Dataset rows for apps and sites
═══

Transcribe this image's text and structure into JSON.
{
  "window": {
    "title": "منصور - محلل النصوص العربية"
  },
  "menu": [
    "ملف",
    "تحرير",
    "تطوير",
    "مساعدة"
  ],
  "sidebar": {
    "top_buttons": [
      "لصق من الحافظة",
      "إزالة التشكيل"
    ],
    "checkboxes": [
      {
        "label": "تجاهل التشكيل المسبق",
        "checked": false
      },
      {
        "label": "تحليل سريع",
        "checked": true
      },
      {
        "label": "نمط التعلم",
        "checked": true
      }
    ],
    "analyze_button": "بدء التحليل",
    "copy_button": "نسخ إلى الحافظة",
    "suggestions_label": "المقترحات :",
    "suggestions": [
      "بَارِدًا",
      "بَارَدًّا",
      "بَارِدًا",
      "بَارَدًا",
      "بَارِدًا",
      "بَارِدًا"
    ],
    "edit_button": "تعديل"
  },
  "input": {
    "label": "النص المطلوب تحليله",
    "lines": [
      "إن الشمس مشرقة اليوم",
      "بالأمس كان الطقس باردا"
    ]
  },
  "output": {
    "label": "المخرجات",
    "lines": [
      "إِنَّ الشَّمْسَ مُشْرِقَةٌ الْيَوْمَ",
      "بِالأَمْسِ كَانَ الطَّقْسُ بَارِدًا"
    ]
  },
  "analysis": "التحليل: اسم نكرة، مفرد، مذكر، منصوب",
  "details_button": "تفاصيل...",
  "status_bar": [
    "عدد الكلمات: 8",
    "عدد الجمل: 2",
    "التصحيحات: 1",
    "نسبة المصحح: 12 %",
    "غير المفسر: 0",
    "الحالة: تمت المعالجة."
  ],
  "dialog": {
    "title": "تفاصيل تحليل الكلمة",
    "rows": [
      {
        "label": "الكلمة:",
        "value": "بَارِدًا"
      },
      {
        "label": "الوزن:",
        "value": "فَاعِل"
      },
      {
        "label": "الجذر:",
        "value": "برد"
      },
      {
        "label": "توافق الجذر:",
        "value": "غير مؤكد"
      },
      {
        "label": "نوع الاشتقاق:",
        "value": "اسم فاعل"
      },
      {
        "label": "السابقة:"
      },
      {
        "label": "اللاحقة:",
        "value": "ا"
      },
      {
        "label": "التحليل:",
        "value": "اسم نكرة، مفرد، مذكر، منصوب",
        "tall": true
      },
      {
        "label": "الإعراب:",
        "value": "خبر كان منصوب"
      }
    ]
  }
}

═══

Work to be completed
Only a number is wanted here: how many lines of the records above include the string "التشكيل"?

Exercise result
2